== Segment start ==
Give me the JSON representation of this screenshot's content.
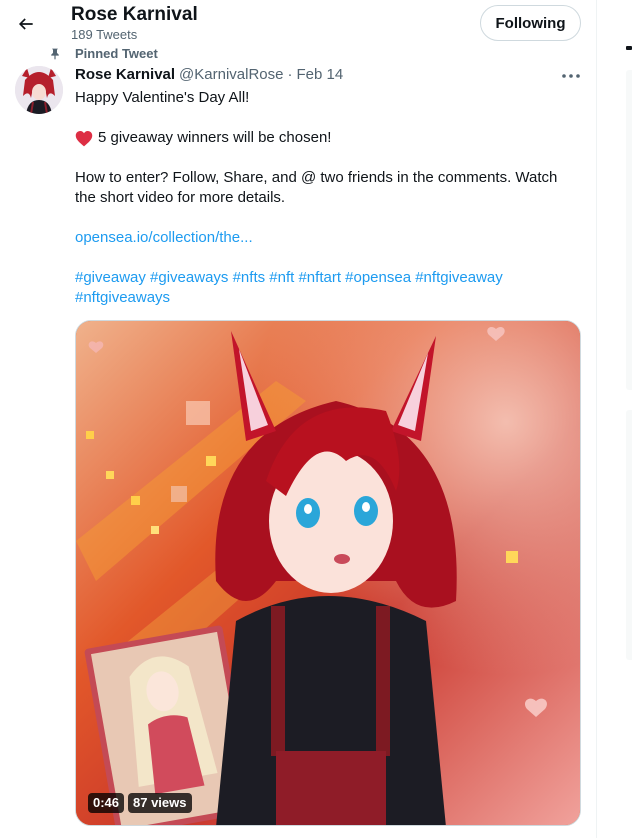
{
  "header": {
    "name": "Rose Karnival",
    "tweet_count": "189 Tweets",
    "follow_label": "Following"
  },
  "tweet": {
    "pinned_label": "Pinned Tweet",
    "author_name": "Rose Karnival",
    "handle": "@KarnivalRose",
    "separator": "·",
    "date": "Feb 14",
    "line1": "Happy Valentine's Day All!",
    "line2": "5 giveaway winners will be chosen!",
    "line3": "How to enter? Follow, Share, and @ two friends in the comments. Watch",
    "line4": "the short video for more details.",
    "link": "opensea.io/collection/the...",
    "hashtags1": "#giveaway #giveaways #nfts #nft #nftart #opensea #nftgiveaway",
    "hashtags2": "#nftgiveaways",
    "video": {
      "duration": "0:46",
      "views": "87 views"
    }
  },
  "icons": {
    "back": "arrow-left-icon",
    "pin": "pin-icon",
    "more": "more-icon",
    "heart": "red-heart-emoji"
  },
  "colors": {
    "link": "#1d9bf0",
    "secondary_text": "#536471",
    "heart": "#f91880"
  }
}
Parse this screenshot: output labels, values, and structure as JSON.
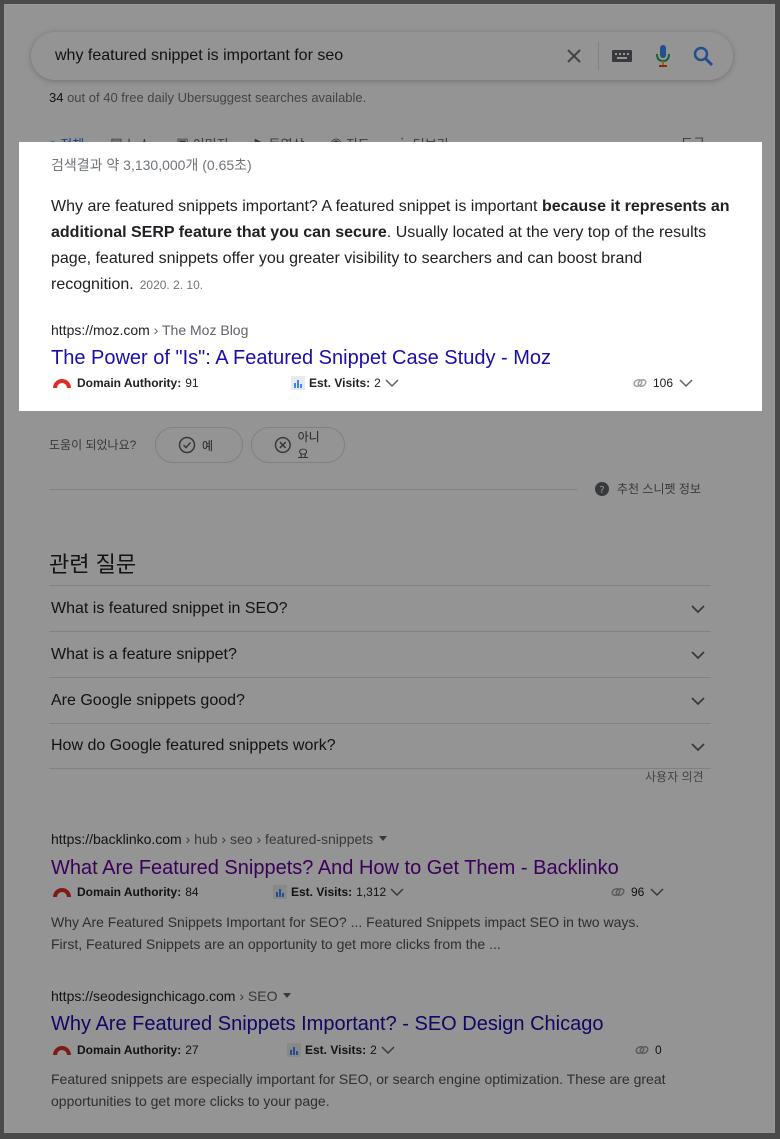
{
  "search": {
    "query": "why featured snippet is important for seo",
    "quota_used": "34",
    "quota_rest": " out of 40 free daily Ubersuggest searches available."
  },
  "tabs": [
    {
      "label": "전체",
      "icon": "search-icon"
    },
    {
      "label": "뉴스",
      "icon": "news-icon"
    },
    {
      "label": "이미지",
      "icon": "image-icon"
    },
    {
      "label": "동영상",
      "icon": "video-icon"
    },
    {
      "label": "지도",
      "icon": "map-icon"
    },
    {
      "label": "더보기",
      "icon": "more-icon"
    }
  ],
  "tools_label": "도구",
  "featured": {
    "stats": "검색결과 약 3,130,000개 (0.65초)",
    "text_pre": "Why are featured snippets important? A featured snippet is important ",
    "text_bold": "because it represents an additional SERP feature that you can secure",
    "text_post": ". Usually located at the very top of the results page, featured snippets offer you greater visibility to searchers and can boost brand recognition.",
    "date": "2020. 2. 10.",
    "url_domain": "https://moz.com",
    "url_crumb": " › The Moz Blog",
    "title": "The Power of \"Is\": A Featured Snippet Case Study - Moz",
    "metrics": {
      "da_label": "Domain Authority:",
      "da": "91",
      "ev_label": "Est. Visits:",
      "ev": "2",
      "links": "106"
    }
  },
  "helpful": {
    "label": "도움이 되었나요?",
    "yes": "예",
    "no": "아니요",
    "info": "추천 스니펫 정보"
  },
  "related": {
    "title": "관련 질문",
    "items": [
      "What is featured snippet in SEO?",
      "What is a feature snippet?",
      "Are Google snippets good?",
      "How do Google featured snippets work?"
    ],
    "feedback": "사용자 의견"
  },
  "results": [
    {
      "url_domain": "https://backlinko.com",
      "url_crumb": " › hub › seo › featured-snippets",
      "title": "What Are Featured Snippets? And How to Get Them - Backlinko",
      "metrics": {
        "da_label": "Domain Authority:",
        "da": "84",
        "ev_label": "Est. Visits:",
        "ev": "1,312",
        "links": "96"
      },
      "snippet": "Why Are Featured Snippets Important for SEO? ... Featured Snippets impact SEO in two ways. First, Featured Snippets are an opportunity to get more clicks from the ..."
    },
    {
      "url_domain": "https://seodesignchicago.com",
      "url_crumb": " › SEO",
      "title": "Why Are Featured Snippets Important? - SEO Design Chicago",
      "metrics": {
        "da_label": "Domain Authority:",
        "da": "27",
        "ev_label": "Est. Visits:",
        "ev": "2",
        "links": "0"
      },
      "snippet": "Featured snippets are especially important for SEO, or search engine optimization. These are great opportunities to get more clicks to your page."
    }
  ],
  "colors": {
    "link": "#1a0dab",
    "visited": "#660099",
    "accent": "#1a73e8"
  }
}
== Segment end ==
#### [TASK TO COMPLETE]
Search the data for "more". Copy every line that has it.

#### [EXERCISE RESULT]
    "line4": "the short video for more details.",
    "more": "more-icon",
      "icon": "more-icon"
      "snippet": "Why Are Featured Snippets Important for SEO? ... Featured Snippets impact SEO in two ways. First, Featured Snippets are an opportunity to get more clicks from the ..."
      "snippet": "Featured snippets are especially important for SEO, or search engine optimization. These are great opportunities to get more clicks to your page."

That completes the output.